━━━━━ Exercise material

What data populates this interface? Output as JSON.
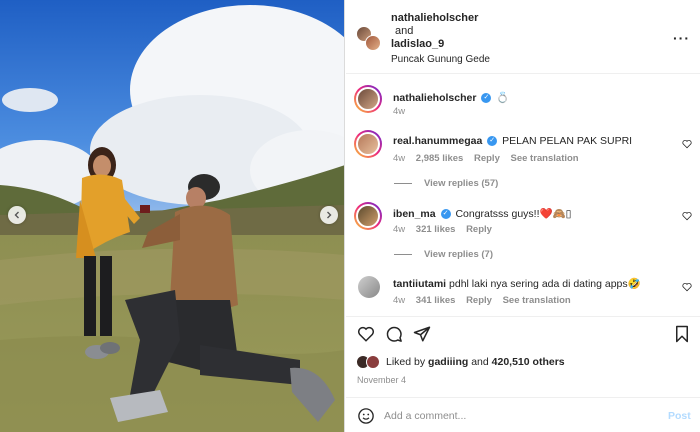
{
  "post": {
    "author": "nathalieholscher",
    "and_text": "and",
    "coauthor": "ladislao_9",
    "location": "Puncak Gunung Gede",
    "more_icon": "more-horizontal-icon"
  },
  "caption": {
    "username": "nathalieholscher",
    "emoji": "💍",
    "time": "4w"
  },
  "comments": [
    {
      "username": "real.hanummegaa",
      "verified": true,
      "text": "PELAN PELAN PAK SUPRI",
      "time": "4w",
      "likes": "2,985 likes",
      "reply": "Reply",
      "translate": "See translation",
      "view_replies": "View replies (57)"
    },
    {
      "username": "iben_ma",
      "verified": true,
      "text": "Congratsss guys!!❤️🙈▯",
      "time": "4w",
      "likes": "321 likes",
      "reply": "Reply",
      "view_replies": "View replies (7)"
    },
    {
      "username": "tantiiutami",
      "verified": false,
      "text": "pdhl laki nya sering ada di dating apps🤣",
      "time": "4w",
      "likes": "341 likes",
      "reply": "Reply",
      "translate": "See translation"
    }
  ],
  "likes": {
    "prefix": "Liked by",
    "user": "gadiiing",
    "middle": "and",
    "count": "420,510 others"
  },
  "date": "November 4",
  "composer": {
    "placeholder": "Add a comment...",
    "post_label": "Post"
  },
  "colors": {
    "verified": "#3897f0",
    "post_disabled": "#b3dbff",
    "muted": "#8e8e8e"
  }
}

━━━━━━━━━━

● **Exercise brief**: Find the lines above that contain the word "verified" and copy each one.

● **Result for this task**:
      "verified": true,
      "verified": true,
      "verified": false,
    "verified": "#3897f0",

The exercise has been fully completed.